The 2006 National Medal of Arts was awarded to Erich Kunzel, conductor of the Cincinnati Pops Orchestra and presented by President Bush on November 15, 2007 in an East Room ceremony. (Mr. Kunzel was not able to attend last year's ceremony.) Mr. Kunzel received the award "for his innovative achievements as a conductor. His remarkable Pops performances of classical and popular music have expanded the appeal of both and brought great music to millions. The National Medal of Arts is a presidential initiative managed by the National Endowment for the Arts." Photo by Michael Stewart for the National Endowment for the Arts. Photo by Michael Stewart for the National Endowment for the Arts

Erich Kunzel

Conductor, Cincinnati Pops Orchestra


In a 42-year association with the Cincinnati Symphony Orchestra (CSO), Cincinnati Pops Conductor Erich Kunzel has an impressive list of accomplishments including a catalog of 83 Pops recordings on the Telarc label; four consecutive years as Billboard Magazine's Classical Crossover Artist of the Year; and extensive touring with the Pops, including 10 Carnegie Hall concerts, two tours to Taiwan, and one to China. The Cincinnati Pops is one of the most active classical pops ensembles worldwide, maintaining a year-round performing and recording schedule.

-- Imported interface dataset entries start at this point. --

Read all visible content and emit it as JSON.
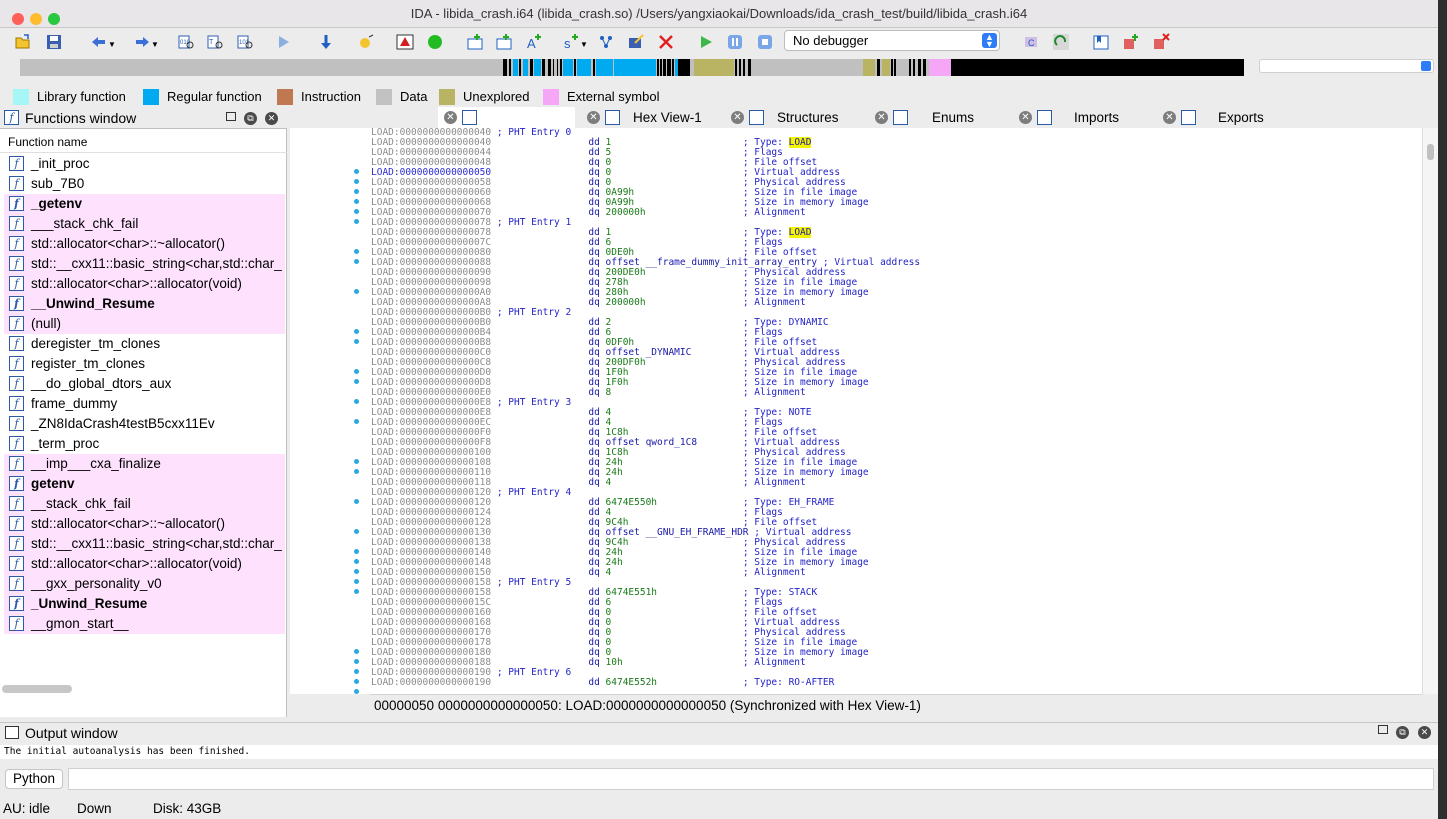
{
  "window": {
    "title": "IDA - libida_crash.i64 (libida_crash.so) /Users/yangxiaokai/Downloads/ida_crash_test/build/libida_crash.i64"
  },
  "toolbar": {
    "debugger_select": "No debugger"
  },
  "legend": [
    {
      "label": "Library function",
      "color": "#a6f6f6"
    },
    {
      "label": "Regular function",
      "color": "#00aaf0"
    },
    {
      "label": "Instruction",
      "color": "#c07850"
    },
    {
      "label": "Data",
      "color": "#c2c2c2"
    },
    {
      "label": "Unexplored",
      "color": "#b8b464"
    },
    {
      "label": "External symbol",
      "color": "#f6a6f6"
    }
  ],
  "functions_window": {
    "title": "Functions window",
    "column": "Function name",
    "items": [
      {
        "name": "_init_proc",
        "ext": false,
        "bold": false
      },
      {
        "name": "sub_7B0",
        "ext": false,
        "bold": false
      },
      {
        "name": "_getenv",
        "ext": true,
        "bold": true
      },
      {
        "name": "___stack_chk_fail",
        "ext": true,
        "bold": false
      },
      {
        "name": "std::allocator<char>::~allocator()",
        "ext": true,
        "bold": false
      },
      {
        "name": "std::__cxx11::basic_string<char,std::char_",
        "ext": true,
        "bold": false
      },
      {
        "name": "std::allocator<char>::allocator(void)",
        "ext": true,
        "bold": false
      },
      {
        "name": "__Unwind_Resume",
        "ext": true,
        "bold": true
      },
      {
        "name": "(null)",
        "ext": true,
        "bold": false
      },
      {
        "name": "deregister_tm_clones",
        "ext": false,
        "bold": false
      },
      {
        "name": "register_tm_clones",
        "ext": false,
        "bold": false
      },
      {
        "name": "__do_global_dtors_aux",
        "ext": false,
        "bold": false
      },
      {
        "name": "frame_dummy",
        "ext": false,
        "bold": false
      },
      {
        "name": "_ZN8IdaCrash4testB5cxx11Ev",
        "ext": false,
        "bold": false
      },
      {
        "name": "_term_proc",
        "ext": false,
        "bold": false
      },
      {
        "name": "__imp___cxa_finalize",
        "ext": true,
        "bold": false
      },
      {
        "name": "getenv",
        "ext": true,
        "bold": true
      },
      {
        "name": "__stack_chk_fail",
        "ext": true,
        "bold": false
      },
      {
        "name": "std::allocator<char>::~allocator()",
        "ext": true,
        "bold": false
      },
      {
        "name": "std::__cxx11::basic_string<char,std::char_",
        "ext": true,
        "bold": false
      },
      {
        "name": "std::allocator<char>::allocator(void)",
        "ext": true,
        "bold": false
      },
      {
        "name": "__gxx_personality_v0",
        "ext": true,
        "bold": false
      },
      {
        "name": "_Unwind_Resume",
        "ext": true,
        "bold": true
      },
      {
        "name": "__gmon_start__",
        "ext": true,
        "bold": false
      }
    ]
  },
  "tabs": [
    "Hex View-1",
    "Structures",
    "Enums",
    "Imports",
    "Exports"
  ],
  "listing": [
    {
      "a": "LOAD:0000000000000040",
      "i": "",
      "o": "",
      "c": "; PHT Entry 0",
      "h": false,
      "cur": false
    },
    {
      "a": "LOAD:0000000000000040",
      "i": "dd",
      "o": "1",
      "c": "; Type: LOAD",
      "h": true,
      "cur": false
    },
    {
      "a": "LOAD:0000000000000044",
      "i": "dd",
      "o": "5",
      "c": "; Flags",
      "h": false,
      "cur": false
    },
    {
      "a": "LOAD:0000000000000048",
      "i": "dq",
      "o": "0",
      "c": "; File offset",
      "h": false,
      "cur": false
    },
    {
      "a": "LOAD:0000000000000050",
      "i": "dq",
      "o": "0",
      "c": "; Virtual address",
      "h": false,
      "cur": true
    },
    {
      "a": "LOAD:0000000000000058",
      "i": "dq",
      "o": "0",
      "c": "; Physical address",
      "h": false,
      "cur": false
    },
    {
      "a": "LOAD:0000000000000060",
      "i": "dq",
      "o": "0A99h",
      "c": "; Size in file image",
      "h": false,
      "cur": false
    },
    {
      "a": "LOAD:0000000000000068",
      "i": "dq",
      "o": "0A99h",
      "c": "; Size in memory image",
      "h": false,
      "cur": false
    },
    {
      "a": "LOAD:0000000000000070",
      "i": "dq",
      "o": "200000h",
      "c": "; Alignment",
      "h": false,
      "cur": false
    },
    {
      "a": "LOAD:0000000000000078",
      "i": "",
      "o": "",
      "c": "; PHT Entry 1",
      "h": false,
      "cur": false
    },
    {
      "a": "LOAD:0000000000000078",
      "i": "dd",
      "o": "1",
      "c": "; Type: LOAD",
      "h": true,
      "cur": false
    },
    {
      "a": "LOAD:000000000000007C",
      "i": "dd",
      "o": "6",
      "c": "; Flags",
      "h": false,
      "cur": false
    },
    {
      "a": "LOAD:0000000000000080",
      "i": "dq",
      "o": "0DE0h",
      "c": "; File offset",
      "h": false,
      "cur": false
    },
    {
      "a": "LOAD:0000000000000088",
      "i": "dq",
      "o": "offset __frame_dummy_init_array_entry",
      "c": "; Virtual address",
      "h": false,
      "cur": false
    },
    {
      "a": "LOAD:0000000000000090",
      "i": "dq",
      "o": "200DE0h",
      "c": "; Physical address",
      "h": false,
      "cur": false
    },
    {
      "a": "LOAD:0000000000000098",
      "i": "dq",
      "o": "278h",
      "c": "; Size in file image",
      "h": false,
      "cur": false
    },
    {
      "a": "LOAD:00000000000000A0",
      "i": "dq",
      "o": "280h",
      "c": "; Size in memory image",
      "h": false,
      "cur": false
    },
    {
      "a": "LOAD:00000000000000A8",
      "i": "dq",
      "o": "200000h",
      "c": "; Alignment",
      "h": false,
      "cur": false
    },
    {
      "a": "LOAD:00000000000000B0",
      "i": "",
      "o": "",
      "c": "; PHT Entry 2",
      "h": false,
      "cur": false
    },
    {
      "a": "LOAD:00000000000000B0",
      "i": "dd",
      "o": "2",
      "c": "; Type: DYNAMIC",
      "h": false,
      "cur": false
    },
    {
      "a": "LOAD:00000000000000B4",
      "i": "dd",
      "o": "6",
      "c": "; Flags",
      "h": false,
      "cur": false
    },
    {
      "a": "LOAD:00000000000000B8",
      "i": "dq",
      "o": "0DF0h",
      "c": "; File offset",
      "h": false,
      "cur": false
    },
    {
      "a": "LOAD:00000000000000C0",
      "i": "dq",
      "o": "offset _DYNAMIC",
      "c": "; Virtual address",
      "h": false,
      "cur": false
    },
    {
      "a": "LOAD:00000000000000C8",
      "i": "dq",
      "o": "200DF0h",
      "c": "; Physical address",
      "h": false,
      "cur": false
    },
    {
      "a": "LOAD:00000000000000D0",
      "i": "dq",
      "o": "1F0h",
      "c": "; Size in file image",
      "h": false,
      "cur": false
    },
    {
      "a": "LOAD:00000000000000D8",
      "i": "dq",
      "o": "1F0h",
      "c": "; Size in memory image",
      "h": false,
      "cur": false
    },
    {
      "a": "LOAD:00000000000000E0",
      "i": "dq",
      "o": "8",
      "c": "; Alignment",
      "h": false,
      "cur": false
    },
    {
      "a": "LOAD:00000000000000E8",
      "i": "",
      "o": "",
      "c": "; PHT Entry 3",
      "h": false,
      "cur": false
    },
    {
      "a": "LOAD:00000000000000E8",
      "i": "dd",
      "o": "4",
      "c": "; Type: NOTE",
      "h": false,
      "cur": false
    },
    {
      "a": "LOAD:00000000000000EC",
      "i": "dd",
      "o": "4",
      "c": "; Flags",
      "h": false,
      "cur": false
    },
    {
      "a": "LOAD:00000000000000F0",
      "i": "dq",
      "o": "1C8h",
      "c": "; File offset",
      "h": false,
      "cur": false
    },
    {
      "a": "LOAD:00000000000000F8",
      "i": "dq",
      "o": "offset qword_1C8",
      "c": "; Virtual address",
      "h": false,
      "cur": false
    },
    {
      "a": "LOAD:0000000000000100",
      "i": "dq",
      "o": "1C8h",
      "c": "; Physical address",
      "h": false,
      "cur": false
    },
    {
      "a": "LOAD:0000000000000108",
      "i": "dq",
      "o": "24h",
      "c": "; Size in file image",
      "h": false,
      "cur": false
    },
    {
      "a": "LOAD:0000000000000110",
      "i": "dq",
      "o": "24h",
      "c": "; Size in memory image",
      "h": false,
      "cur": false
    },
    {
      "a": "LOAD:0000000000000118",
      "i": "dq",
      "o": "4",
      "c": "; Alignment",
      "h": false,
      "cur": false
    },
    {
      "a": "LOAD:0000000000000120",
      "i": "",
      "o": "",
      "c": "; PHT Entry 4",
      "h": false,
      "cur": false
    },
    {
      "a": "LOAD:0000000000000120",
      "i": "dd",
      "o": "6474E550h",
      "c": "; Type: EH_FRAME",
      "h": false,
      "cur": false
    },
    {
      "a": "LOAD:0000000000000124",
      "i": "dd",
      "o": "4",
      "c": "; Flags",
      "h": false,
      "cur": false
    },
    {
      "a": "LOAD:0000000000000128",
      "i": "dq",
      "o": "9C4h",
      "c": "; File offset",
      "h": false,
      "cur": false
    },
    {
      "a": "LOAD:0000000000000130",
      "i": "dq",
      "o": "offset __GNU_EH_FRAME_HDR",
      "c": "; Virtual address",
      "h": false,
      "cur": false
    },
    {
      "a": "LOAD:0000000000000138",
      "i": "dq",
      "o": "9C4h",
      "c": "; Physical address",
      "h": false,
      "cur": false
    },
    {
      "a": "LOAD:0000000000000140",
      "i": "dq",
      "o": "24h",
      "c": "; Size in file image",
      "h": false,
      "cur": false
    },
    {
      "a": "LOAD:0000000000000148",
      "i": "dq",
      "o": "24h",
      "c": "; Size in memory image",
      "h": false,
      "cur": false
    },
    {
      "a": "LOAD:0000000000000150",
      "i": "dq",
      "o": "4",
      "c": "; Alignment",
      "h": false,
      "cur": false
    },
    {
      "a": "LOAD:0000000000000158",
      "i": "",
      "o": "",
      "c": "; PHT Entry 5",
      "h": false,
      "cur": false
    },
    {
      "a": "LOAD:0000000000000158",
      "i": "dd",
      "o": "6474E551h",
      "c": "; Type: STACK",
      "h": false,
      "cur": false
    },
    {
      "a": "LOAD:000000000000015C",
      "i": "dd",
      "o": "6",
      "c": "; Flags",
      "h": false,
      "cur": false
    },
    {
      "a": "LOAD:0000000000000160",
      "i": "dq",
      "o": "0",
      "c": "; File offset",
      "h": false,
      "cur": false
    },
    {
      "a": "LOAD:0000000000000168",
      "i": "dq",
      "o": "0",
      "c": "; Virtual address",
      "h": false,
      "cur": false
    },
    {
      "a": "LOAD:0000000000000170",
      "i": "dq",
      "o": "0",
      "c": "; Physical address",
      "h": false,
      "cur": false
    },
    {
      "a": "LOAD:0000000000000178",
      "i": "dq",
      "o": "0",
      "c": "; Size in file image",
      "h": false,
      "cur": false
    },
    {
      "a": "LOAD:0000000000000180",
      "i": "dq",
      "o": "0",
      "c": "; Size in memory image",
      "h": false,
      "cur": false
    },
    {
      "a": "LOAD:0000000000000188",
      "i": "dq",
      "o": "10h",
      "c": "; Alignment",
      "h": false,
      "cur": false
    },
    {
      "a": "LOAD:0000000000000190",
      "i": "",
      "o": "",
      "c": "; PHT Entry 6",
      "h": false,
      "cur": false
    },
    {
      "a": "LOAD:0000000000000190",
      "i": "dd",
      "o": "6474E552h",
      "c": "; Type: RO-AFTER",
      "h": false,
      "cur": false
    }
  ],
  "status_line": "00000050  0000000000000050: LOAD:0000000000000050  (Synchronized with Hex View-1)",
  "output": {
    "title": "Output window",
    "text": "The initial autoanalysis has been finished.",
    "python_btn": "Python"
  },
  "statusbar": {
    "au": "AU:",
    "state": "idle",
    "direction": "Down",
    "disk": "Disk: 43GB"
  }
}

Educated at Dartmouth, Harvard and Brown universities, Kunzel studied with and was personal assistant to the great French conductor Pierre Monteux. Kunzel made his professional debut in 1957 conducting the Santa Fe Opera. In October 1965, Max Rudolf, then music director of the CSO, invited him to conduct a Pops concert the success of which inspired the orchestra to establish the Cincinnati Pops Orchestra in 1977 with Kunzel as its conductor.

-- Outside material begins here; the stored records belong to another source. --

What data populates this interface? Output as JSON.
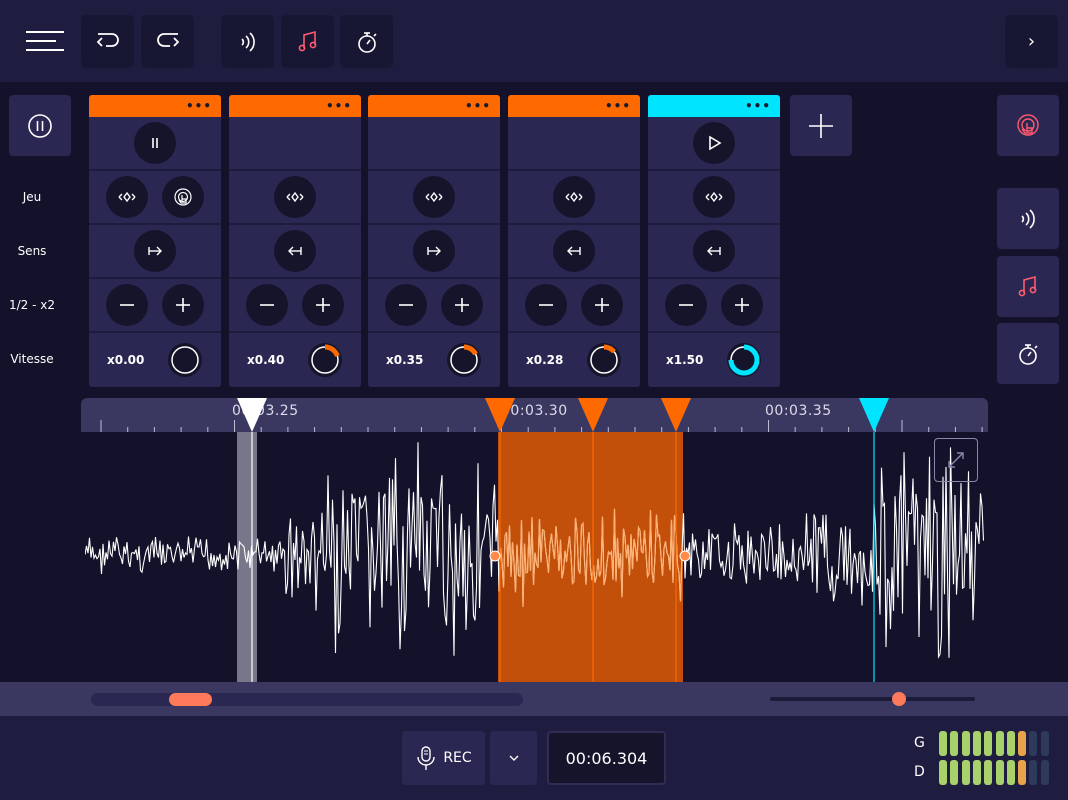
{
  "colors": {
    "orange": "#ff6a00",
    "cyan": "#00e5ff",
    "background": "#13122a",
    "panel": "#2a2852",
    "toolbar": "#1f1d3f",
    "pink": "#ff5a6e",
    "vu_green": "#a9d16b",
    "vu_orange": "#e8a24a",
    "vu_off": "#2e3a5a"
  },
  "toolbar": {
    "menu_icon": "hamburger-icon",
    "undo_icon": "undo-icon",
    "redo_icon": "redo-icon",
    "sound_icon": "sound-waves-icon",
    "music_icon": "music-note-icon",
    "timer_icon": "stopwatch-icon",
    "next_label": "›"
  },
  "row_labels": [
    "Jeu",
    "Sens",
    "1/2 - x2",
    "Vitesse"
  ],
  "tracks": [
    {
      "color": "orange",
      "state": "pause",
      "direction": "forward",
      "speed": "x0.00",
      "knob_level": 0.0,
      "has_touch": true
    },
    {
      "color": "orange",
      "state": "none",
      "direction": "backward",
      "speed": "x0.40",
      "knob_level": 0.2,
      "has_touch": false
    },
    {
      "color": "orange",
      "state": "none",
      "direction": "forward",
      "speed": "x0.35",
      "knob_level": 0.175,
      "has_touch": false
    },
    {
      "color": "orange",
      "state": "none",
      "direction": "backward",
      "speed": "x0.28",
      "knob_level": 0.14,
      "has_touch": false
    },
    {
      "color": "cyan",
      "state": "play",
      "direction": "backward",
      "speed": "x1.50",
      "knob_level": 0.75,
      "has_touch": false
    }
  ],
  "track_ui": {
    "menu_dots": "•••",
    "minus": "−",
    "plus": "+"
  },
  "timeline": {
    "labels": [
      "00:03.25",
      "00:03.30",
      "00:03.35"
    ]
  },
  "scroll": {
    "position": 0.2,
    "zoom": 0.63
  },
  "bottom": {
    "rec_label": "REC",
    "time": "00:06.304",
    "vu_left_label": "G",
    "vu_right_label": "D",
    "vu_left_level": 8,
    "vu_right_level": 8,
    "vu_total": 10
  }
}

Among the Pops's recordings is Copland: Music of America which earned a Grammy Award as "Best Engineered Album, Classical" in 1997. Five other recordings have received Grammy nominations, and American Jubilee was awarded France's Grand Prix du Disque in 1989. Kunzel has led the Cincinnati Pops in eight themed PBS specials through the years, including "Fourth of July From the Heartland." Since 1991 he has led the National Symphony on the lawn of the U.S. Capitol in PBS-TV's nationally televised Memorial Day and Fourth of July concerts.

Dubbed the "Prince of Pops" by the Chicago Tribune, Kunzel has appeared in more than 100 performances each of the Chicago Symphony Orchestra and the Boston Pops. He made his debut at the Tokyo International Festival in September 2004, the same year he led the San Francisco Opera for the first time, conducting 12 performances of The Merry Widow. In 2005, Kunzel participated in the 100th anniversary season of the Vienna Volksopera, conducting the Viennese premiere of The Sound of Music.

Kunzel is the recipient of numerous honors and awards, including the 2006 Irma Lazarus Award from the Ohio Arts Council and the 1989 Sony Tiffany Walkman Award for "visionary recording activities." In 1995, the Cincinnati MacDowell Society honored Mr. Kunzel's contributions to the arts community by awarding him the MacDowell Medal.

He has served on the faculties of Brown University and the University of Cincinnati College-Conservatory of Music. He holds honorary degrees from Northern Kentucky University, The College of Mount St. Joseph, Wilmington College, and the University of Cincinnati. Kunzel is chairman of the Greater Cincinnati Arts and Education Center, an organization with which he plans to fulfill his personal dream of building a new School for the Creative and Performing Arts adjacent to Music Hall.